She’s right. I gave back by simply purchasing a birthday gift for my friend. When I walked into the Redondo beach location my eyes went wide. Gorgeous and unique crafts line the walls from floor to ceiling. I easily spent over an hour circling the store many times over and discovering new gems each time. I finally settled on a labradorite stone necklace meant to inspire courage. My friend loved the special gift and I felt good knowing that my purchase went to a good cause. This particular necklace supported artisans in Northern India and contributed to educational programs for women and children.
The best part is that all of their one-of-a-kind goods are reasonably priced. There is a common misconception that shopping fair trade will break the bank. However, at Ten Thousand Villages you can find quality handmade items for under $20. Of course, you can always go for their higher-end products too. There is truly something for everyone here.
Ethics in Everything
In addition to their committment to pay artisans a fair wage, they also follow an ethical business model every step of the way. From building long-term partnerships with artisan groups and ensuring safe working conditions to design collaboration with an emphasis on environmentally sustainable practices, Ten Thousand Villages leaves no stone unturned in their mission to empower people in developing countries to thrive.
As I chowed down on some fair trade chocolate, (calories don’t count if they are for a good cause right?) Cunningham left me with one last note. “The ability to come here and volunteer, knowing that the people who made each and every item in the store were paid a decent wage and we probably know who they are – it’s my little bit of ending world poverty in developing nations.”
If you are interested in volunteering at Ten Thousand Villages Redondo Beach, contact firstname.lastname@example.org.

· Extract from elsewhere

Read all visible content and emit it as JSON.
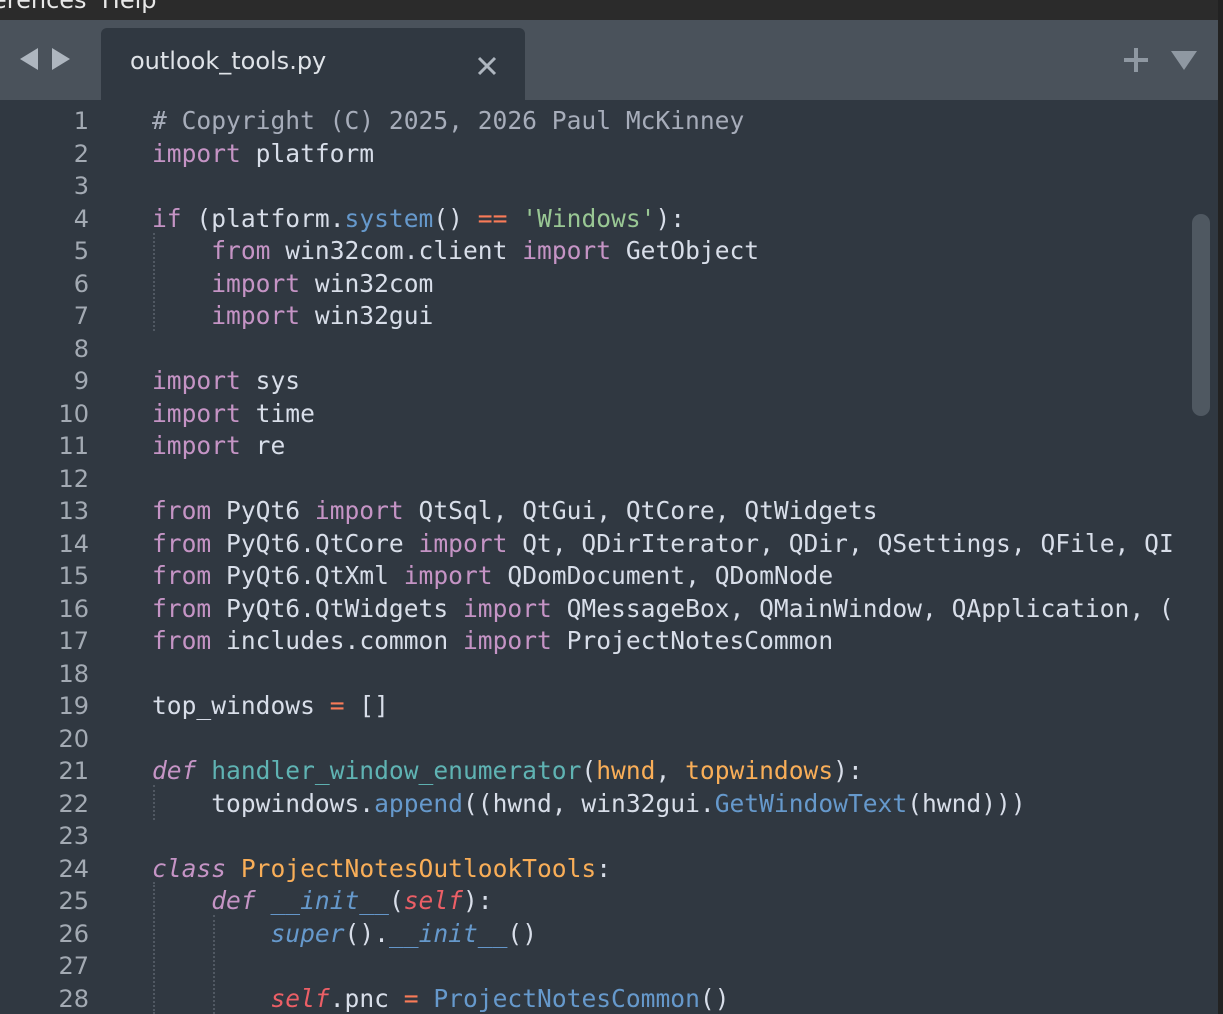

Be sure to check out Tenthousandvillages.com to find a store near you or shop online all your ethically sourced goodies!